Volume 11, no. 3
Clutter in My Closet
By jennifer j. rose
People call me a clutter-holic, the missing progeny of the Collyer Brothers, a duo known for their crammed New York abode where decades’ worth of old newspapers were thoughtfully archived by Langley Collyer in the event his blind brother Homer might wake up one morning and read again. Alas, police found their dead, rotting bodies buried amid 100 tons of trash in 1947. Police and newspapermen called this collection of treasures, this core of the eccentric siblings’ existence, rubbish.

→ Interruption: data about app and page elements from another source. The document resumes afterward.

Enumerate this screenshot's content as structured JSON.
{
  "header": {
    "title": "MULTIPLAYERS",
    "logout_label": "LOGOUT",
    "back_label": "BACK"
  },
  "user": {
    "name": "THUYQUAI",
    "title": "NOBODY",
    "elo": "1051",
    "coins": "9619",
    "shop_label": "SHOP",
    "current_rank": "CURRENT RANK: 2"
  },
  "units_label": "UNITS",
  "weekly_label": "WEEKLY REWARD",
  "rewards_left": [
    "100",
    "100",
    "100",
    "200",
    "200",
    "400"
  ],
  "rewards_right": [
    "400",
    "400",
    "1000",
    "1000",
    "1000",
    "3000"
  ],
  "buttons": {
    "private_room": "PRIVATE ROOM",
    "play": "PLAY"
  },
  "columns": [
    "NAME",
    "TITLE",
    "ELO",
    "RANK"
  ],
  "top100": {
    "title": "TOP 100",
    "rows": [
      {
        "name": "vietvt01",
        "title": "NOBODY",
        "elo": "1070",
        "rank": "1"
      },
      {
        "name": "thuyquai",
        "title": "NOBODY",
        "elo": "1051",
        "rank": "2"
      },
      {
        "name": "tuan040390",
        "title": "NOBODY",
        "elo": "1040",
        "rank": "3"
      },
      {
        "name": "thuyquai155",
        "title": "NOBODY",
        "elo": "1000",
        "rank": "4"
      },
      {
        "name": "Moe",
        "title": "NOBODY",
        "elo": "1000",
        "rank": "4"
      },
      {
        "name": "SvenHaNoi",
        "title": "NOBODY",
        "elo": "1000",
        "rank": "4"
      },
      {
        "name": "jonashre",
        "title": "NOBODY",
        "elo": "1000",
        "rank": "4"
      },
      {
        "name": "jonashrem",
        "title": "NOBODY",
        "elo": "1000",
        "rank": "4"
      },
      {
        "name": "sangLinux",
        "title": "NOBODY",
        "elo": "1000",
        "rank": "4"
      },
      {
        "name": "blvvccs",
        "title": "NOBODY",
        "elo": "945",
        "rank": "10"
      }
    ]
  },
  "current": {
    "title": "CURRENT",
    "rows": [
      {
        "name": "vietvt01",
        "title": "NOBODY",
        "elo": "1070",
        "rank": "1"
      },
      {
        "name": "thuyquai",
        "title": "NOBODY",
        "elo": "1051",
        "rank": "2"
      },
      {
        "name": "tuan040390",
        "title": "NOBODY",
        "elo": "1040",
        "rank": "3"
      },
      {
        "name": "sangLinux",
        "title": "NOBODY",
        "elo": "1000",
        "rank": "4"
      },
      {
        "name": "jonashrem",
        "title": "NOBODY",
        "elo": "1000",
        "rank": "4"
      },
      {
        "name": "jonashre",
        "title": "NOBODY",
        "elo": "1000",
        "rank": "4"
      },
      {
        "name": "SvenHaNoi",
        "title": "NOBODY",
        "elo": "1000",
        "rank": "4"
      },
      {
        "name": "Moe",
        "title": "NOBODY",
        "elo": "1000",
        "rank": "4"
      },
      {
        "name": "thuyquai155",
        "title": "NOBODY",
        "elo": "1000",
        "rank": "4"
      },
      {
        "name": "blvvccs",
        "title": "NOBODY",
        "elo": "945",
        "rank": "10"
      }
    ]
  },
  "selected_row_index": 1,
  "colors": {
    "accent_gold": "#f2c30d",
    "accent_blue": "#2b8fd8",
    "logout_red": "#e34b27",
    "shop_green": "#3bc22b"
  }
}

How bad is the mess in my office? Boxes of broken keyboards and modems repose in hope of future utility. A drawer filled with plastic hotel room keycards, saved in the odd event that those souvenirs might be someday as valuable as—well, the comparisons are without limit. The Windows 3.0 manual might be as important a footnote to American cultural history as a first edition McGuffey Reader. Out-of-print magazines spill out of the bookshelves and onto the floor. You just never know how useful an empty Altoids tin might be. It’s scary, and it’s dangerous. It’s so bad that not only can I no longer allow other humans to visit the sanctuary I call my private work area, but the dog’s scared to enter. I will truly be embarrassed should I drop dead in this office. Why, people will think that I’m one of those people. You’ve seen those Messy Office Competitions. Mine’s worse.
Support groups and self-help literature abound for people like us. My friend “ Mexico” Mike Nelson gave up a career of gadding about Mexico to promote a clutter-free existence through ClutterLess Recovery Groups, Inc. ( http://www.clutterless.org). Carefully couching the topic as a product of depression, anxiety, obsessive-compulsive, and attention-deficit disorders, finding deep psychological and spiritual roots, he thinks there’s a cure. He evokes meditation, Feng Shui, and even weight loss as solutions to clutter, insisting that it’s more than a matter of simply organizing files and sock drawers. Declaring it’s not a 12-step program, the group has affirmations, promises, and meetings that sure resemble most self-help programs.
Dare I risk shedding the irreplaceable valuables that others disdain as clutter? Paying one of those professional organizers to come and discard in a single weekend the flotsam and jetsam I’ve spent a lifetime accumulating makes no sense to me. But I know that something needs to be done. My new routine of forcing one object out the door the minute I introduced another only maintained the status quo; the situation demands more drastic measures. For every item brought in, two or more must find new homes—and within 24 hours. Last week found me running to a neighbor, arms filled with treasures, which I insisted she absolutely must accept. Whether she ultimately tosses my valuables in the trash or gets rich selling them on eBay is not my problem. I figure that I may be clutter-free by my 90th birthday.
jennifer j. rose, editor-in-chief of GPSolo, is sorting things out in Morelia, Michoacan, Mexico. She can be reached at firstname.lastname@example.org